The Heisenberg Uncertainty Principle states that either the speed or the location of a particle can be known, but not both. Schrodinger’s Cat is a famous thought experiment meant to be critical of the Copenhagen interpretation of quantum mechanics which states that particles exist not in one state, but in a superposition of possible states until they are observed. Schrodinger’s experiment linked this interpretation to a cat in a box whose life depends on the state of a particle, leading to the inference that, until the box is opened and the cat is observed, the cat is neither dead nor alive, but both. Two additional jokes based on this premise are:
Schrodinger’s Cat walks into a bar. And doesn’t.
Wanted, dead and alive: Schrodinger's cat.
A chemist walks into a candy store, and says, “Do you have some Carbon-Holmium-Cobalt-Lanthanum-Tellurium?” The clerk nods his head and hands him a bar of chocolate.
The chemical symbols in the periodic table for these elements are, Carbon (C) Holmium (Ho) Cobalt (Co) Lanthanum (La) and Tellurium (Te). A related joke based on a similar premise is:
A chemist asks an attractive woman if she is full of beryllium, gold, and titanium because she is be-au-ti-ful!
The chemical symbols are: beryllium (Be), gold (Au), and titanium (Ti).
And one more chemistry joke:
Two atoms are walking down the street, and one says, “Oh dear, I think I’ve lost an electron. The second atom says, “Are you sure?” The first one replies, “Yes, I’m positive.”
When an atom loses an electron, it acquires a positive charge.
Q. Why did the chicken cross the Möbius strip?
A. To get to the same side.
A Möbius strip is a ribbon that only has one side.
The microbiology lab has a sign on the door which reads: “STAPH ONLY”.
Staph, is an abbreviation of Staphylococcus, a genus of bacteria that may cause infections in humans. Here it is used as a pun for “Staff”.
There are 10 kinds of people in this world, those who understand binary, and those who don’t.

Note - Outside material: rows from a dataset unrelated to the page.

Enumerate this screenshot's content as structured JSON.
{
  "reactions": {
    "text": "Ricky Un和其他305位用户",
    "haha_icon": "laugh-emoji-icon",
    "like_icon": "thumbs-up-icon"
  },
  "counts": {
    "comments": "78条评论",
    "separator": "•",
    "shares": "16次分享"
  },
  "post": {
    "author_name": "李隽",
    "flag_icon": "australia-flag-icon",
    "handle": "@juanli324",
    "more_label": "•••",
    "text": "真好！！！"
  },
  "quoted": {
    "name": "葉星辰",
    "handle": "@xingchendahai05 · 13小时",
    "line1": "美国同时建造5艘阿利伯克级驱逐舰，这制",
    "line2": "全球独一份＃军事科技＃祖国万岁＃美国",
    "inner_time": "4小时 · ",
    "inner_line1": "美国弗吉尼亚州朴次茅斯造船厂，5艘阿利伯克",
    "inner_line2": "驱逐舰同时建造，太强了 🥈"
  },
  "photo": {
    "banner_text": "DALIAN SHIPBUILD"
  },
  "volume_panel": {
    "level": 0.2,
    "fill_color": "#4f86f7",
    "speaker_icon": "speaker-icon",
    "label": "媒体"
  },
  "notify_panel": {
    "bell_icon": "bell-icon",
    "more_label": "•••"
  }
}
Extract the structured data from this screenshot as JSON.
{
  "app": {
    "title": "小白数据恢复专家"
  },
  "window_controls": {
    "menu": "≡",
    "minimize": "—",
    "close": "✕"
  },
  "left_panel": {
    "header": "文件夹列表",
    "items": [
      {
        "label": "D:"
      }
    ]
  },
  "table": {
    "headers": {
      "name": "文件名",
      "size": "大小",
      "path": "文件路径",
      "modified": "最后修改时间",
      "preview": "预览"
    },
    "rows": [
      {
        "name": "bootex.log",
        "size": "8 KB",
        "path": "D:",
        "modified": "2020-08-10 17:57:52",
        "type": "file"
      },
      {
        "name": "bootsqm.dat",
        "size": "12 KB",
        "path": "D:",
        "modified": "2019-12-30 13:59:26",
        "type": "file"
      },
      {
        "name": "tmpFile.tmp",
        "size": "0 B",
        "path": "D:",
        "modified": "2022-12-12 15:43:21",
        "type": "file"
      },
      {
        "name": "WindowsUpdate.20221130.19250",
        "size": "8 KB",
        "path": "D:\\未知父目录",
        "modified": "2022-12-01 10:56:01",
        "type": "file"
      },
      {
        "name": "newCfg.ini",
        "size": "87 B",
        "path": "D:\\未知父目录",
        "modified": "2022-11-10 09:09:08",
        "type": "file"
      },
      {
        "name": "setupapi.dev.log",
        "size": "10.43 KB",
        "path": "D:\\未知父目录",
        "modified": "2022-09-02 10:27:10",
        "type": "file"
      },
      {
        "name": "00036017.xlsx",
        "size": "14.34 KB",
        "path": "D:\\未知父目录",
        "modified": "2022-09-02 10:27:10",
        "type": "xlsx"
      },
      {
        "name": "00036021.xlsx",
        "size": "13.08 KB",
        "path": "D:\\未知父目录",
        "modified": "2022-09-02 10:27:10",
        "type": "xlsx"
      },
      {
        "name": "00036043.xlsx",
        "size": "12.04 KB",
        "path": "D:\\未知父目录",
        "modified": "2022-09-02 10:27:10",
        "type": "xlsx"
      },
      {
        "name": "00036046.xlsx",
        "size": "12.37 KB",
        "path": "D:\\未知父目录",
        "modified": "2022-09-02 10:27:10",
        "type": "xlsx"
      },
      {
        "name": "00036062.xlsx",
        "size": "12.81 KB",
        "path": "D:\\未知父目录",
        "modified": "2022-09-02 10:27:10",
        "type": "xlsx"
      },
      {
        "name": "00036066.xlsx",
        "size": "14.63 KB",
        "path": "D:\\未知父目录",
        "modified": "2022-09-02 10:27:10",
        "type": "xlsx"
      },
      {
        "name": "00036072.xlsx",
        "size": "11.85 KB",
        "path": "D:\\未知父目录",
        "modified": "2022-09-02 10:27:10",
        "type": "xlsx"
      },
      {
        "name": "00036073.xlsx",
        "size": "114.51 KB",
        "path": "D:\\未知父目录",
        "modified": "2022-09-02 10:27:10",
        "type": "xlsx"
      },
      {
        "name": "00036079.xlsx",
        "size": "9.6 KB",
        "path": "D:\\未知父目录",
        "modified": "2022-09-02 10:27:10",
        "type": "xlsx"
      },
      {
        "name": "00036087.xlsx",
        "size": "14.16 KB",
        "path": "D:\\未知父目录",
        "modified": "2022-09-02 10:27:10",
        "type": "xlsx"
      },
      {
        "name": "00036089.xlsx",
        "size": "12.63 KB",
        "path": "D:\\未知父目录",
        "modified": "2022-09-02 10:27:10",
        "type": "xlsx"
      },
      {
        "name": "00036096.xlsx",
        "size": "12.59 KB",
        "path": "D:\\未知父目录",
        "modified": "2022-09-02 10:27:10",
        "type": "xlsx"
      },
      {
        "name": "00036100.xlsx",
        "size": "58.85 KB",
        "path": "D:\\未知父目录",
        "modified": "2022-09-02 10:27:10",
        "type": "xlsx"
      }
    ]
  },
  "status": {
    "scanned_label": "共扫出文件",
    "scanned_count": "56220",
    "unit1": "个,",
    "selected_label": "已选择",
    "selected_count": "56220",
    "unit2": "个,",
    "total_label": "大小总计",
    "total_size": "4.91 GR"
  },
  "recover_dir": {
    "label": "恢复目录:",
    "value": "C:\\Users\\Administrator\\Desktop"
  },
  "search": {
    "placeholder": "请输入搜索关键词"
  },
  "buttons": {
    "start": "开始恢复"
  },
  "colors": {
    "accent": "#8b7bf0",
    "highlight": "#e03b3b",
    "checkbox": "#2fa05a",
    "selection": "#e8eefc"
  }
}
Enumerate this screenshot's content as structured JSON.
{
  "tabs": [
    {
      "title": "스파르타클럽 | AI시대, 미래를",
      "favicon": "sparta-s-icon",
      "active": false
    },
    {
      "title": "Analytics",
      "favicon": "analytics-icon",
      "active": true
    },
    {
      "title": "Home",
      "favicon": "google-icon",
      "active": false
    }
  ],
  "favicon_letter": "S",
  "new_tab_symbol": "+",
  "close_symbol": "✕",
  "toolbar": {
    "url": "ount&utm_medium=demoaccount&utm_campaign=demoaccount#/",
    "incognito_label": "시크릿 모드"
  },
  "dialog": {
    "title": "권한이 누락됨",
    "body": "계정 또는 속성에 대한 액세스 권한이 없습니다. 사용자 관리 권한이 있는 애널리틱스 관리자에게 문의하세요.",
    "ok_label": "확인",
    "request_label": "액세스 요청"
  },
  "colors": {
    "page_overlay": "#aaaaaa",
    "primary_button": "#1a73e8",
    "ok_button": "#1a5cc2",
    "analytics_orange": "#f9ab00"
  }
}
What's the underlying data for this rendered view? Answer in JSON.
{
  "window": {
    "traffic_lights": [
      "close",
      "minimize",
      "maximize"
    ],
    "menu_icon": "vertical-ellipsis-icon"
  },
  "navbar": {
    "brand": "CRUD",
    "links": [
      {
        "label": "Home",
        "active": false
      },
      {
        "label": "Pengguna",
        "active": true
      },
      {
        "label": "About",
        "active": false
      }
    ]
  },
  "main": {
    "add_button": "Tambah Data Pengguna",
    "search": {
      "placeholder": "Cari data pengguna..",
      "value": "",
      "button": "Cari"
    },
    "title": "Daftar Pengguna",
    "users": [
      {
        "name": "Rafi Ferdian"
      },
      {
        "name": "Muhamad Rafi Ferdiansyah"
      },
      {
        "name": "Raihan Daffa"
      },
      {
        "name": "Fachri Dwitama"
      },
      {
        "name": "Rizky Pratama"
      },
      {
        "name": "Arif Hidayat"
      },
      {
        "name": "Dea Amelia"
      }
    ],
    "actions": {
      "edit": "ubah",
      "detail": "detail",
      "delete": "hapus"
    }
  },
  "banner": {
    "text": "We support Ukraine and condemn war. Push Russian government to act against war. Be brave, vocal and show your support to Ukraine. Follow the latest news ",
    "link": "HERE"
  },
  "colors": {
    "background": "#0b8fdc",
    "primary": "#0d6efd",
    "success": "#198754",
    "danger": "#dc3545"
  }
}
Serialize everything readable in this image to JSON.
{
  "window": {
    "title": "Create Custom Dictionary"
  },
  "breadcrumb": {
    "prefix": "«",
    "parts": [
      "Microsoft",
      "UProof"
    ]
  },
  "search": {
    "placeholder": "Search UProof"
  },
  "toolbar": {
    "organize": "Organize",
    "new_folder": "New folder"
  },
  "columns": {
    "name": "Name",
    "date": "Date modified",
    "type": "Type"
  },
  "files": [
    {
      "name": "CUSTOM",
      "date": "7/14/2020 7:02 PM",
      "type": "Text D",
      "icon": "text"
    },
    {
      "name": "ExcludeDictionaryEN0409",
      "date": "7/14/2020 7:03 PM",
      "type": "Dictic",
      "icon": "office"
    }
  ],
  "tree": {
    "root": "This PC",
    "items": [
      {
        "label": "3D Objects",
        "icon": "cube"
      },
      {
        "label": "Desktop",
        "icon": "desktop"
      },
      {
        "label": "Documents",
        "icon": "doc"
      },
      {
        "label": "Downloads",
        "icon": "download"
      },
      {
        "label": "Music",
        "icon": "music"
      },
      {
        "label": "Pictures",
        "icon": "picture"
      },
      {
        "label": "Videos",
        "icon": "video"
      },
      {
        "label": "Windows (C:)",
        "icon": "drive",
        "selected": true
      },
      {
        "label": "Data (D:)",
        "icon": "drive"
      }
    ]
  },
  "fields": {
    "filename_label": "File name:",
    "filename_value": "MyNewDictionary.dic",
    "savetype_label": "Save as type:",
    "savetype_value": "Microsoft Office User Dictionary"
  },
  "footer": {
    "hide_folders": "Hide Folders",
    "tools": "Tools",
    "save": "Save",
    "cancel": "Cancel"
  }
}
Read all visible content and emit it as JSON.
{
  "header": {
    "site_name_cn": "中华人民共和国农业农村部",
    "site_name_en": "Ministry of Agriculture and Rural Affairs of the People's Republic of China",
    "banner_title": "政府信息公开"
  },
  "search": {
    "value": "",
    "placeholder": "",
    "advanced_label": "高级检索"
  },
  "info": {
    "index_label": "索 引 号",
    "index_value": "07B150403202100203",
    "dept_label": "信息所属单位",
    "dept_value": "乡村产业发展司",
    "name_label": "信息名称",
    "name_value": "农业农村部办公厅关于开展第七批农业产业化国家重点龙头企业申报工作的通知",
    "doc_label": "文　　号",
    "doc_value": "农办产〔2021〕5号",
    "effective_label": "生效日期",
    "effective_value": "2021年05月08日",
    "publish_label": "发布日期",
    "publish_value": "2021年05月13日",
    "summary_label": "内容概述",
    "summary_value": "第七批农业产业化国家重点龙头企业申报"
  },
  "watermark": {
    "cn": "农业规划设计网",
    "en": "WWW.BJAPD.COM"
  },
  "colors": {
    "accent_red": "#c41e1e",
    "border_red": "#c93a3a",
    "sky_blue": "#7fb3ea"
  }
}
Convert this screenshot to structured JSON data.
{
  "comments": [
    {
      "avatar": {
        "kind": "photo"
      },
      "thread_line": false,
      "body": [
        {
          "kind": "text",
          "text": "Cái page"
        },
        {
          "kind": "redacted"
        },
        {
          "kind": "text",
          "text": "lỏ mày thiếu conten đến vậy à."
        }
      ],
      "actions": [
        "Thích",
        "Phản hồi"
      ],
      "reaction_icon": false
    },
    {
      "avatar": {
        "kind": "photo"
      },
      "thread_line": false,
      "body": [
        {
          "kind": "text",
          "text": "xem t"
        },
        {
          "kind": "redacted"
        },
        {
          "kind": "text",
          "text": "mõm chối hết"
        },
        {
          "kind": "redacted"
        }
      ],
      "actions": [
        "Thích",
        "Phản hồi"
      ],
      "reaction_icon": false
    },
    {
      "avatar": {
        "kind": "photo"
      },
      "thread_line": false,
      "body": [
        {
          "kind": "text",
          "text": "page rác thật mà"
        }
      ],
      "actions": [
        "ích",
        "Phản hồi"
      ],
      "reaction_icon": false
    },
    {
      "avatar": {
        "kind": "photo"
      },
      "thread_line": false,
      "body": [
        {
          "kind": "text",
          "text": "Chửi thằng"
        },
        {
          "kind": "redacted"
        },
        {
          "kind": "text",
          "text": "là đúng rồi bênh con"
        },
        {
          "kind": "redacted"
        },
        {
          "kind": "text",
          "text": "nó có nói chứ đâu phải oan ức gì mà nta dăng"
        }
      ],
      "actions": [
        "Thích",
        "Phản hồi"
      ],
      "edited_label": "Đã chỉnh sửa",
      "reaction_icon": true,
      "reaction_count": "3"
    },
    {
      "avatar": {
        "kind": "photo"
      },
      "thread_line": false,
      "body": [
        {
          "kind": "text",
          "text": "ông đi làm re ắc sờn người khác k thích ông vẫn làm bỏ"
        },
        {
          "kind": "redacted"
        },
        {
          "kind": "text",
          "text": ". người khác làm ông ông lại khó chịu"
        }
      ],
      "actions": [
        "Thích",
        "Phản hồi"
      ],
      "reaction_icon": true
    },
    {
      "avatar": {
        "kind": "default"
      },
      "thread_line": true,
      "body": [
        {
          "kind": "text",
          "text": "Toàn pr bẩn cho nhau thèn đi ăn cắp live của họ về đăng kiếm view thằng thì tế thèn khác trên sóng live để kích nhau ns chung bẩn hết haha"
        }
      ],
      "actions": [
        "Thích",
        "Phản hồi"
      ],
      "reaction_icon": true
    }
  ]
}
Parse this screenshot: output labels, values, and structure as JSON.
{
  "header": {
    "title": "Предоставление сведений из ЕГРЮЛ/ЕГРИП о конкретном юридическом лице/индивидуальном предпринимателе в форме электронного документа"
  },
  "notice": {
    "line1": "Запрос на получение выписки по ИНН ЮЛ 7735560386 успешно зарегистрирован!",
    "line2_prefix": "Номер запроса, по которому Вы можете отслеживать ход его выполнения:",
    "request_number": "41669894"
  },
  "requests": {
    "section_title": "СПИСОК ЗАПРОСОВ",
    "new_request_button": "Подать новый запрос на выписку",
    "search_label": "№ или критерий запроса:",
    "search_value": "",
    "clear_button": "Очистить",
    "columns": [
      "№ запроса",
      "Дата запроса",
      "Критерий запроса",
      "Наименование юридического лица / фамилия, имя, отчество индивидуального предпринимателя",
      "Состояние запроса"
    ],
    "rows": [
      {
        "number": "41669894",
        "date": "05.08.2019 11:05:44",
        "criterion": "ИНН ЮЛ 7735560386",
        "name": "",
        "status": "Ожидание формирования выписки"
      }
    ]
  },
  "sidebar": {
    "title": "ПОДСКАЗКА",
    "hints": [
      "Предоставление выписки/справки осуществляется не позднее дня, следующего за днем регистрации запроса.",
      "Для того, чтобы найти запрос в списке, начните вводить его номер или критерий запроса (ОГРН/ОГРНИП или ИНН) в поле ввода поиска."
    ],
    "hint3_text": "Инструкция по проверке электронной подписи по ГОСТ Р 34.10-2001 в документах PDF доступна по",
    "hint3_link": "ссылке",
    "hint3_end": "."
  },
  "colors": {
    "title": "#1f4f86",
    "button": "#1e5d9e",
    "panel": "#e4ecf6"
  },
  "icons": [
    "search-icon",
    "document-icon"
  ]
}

Computers operate using a binary (base 2) language made up of zeros and ones. The number 2 in binary is “10”.
Basic astronomy exam trick question: How many weeks are there in a light year?
Answer: None, a light year is a unit of distance (the distance light travels in a year) not of time.
The math teacher says, “Multiplication and division are two different functions.” A cell sitting in the front of the class raises its pseudopod and says, “Not for me.”
To reproduce, cells multiply, and this involves dividing to form new cells.
A mushroom walks into a bar, sits next to a woman, and says, “Hey, can I buy you a drink?” The woman gives him a dismissive look, and asks, “Who are you?” The mushroom replies, “I’m a fungi.”
Here the plural of fungus, fungi (also the phyletic classification of the Kingdom “Fungi”) is used as a pun for “fun guy”. Mushrooms are fungi.
Note: these are jokes I’ve heard or read “here and there”. I have no idea who the original authors are, or if they are copyrighted. If that is the case, and you don’t want me to feature your joke here or you want me to attribute it, please let me know.
Photographic portrait of Sigmund Freud by Max Halberstadt is in the public domain and was modified from the original.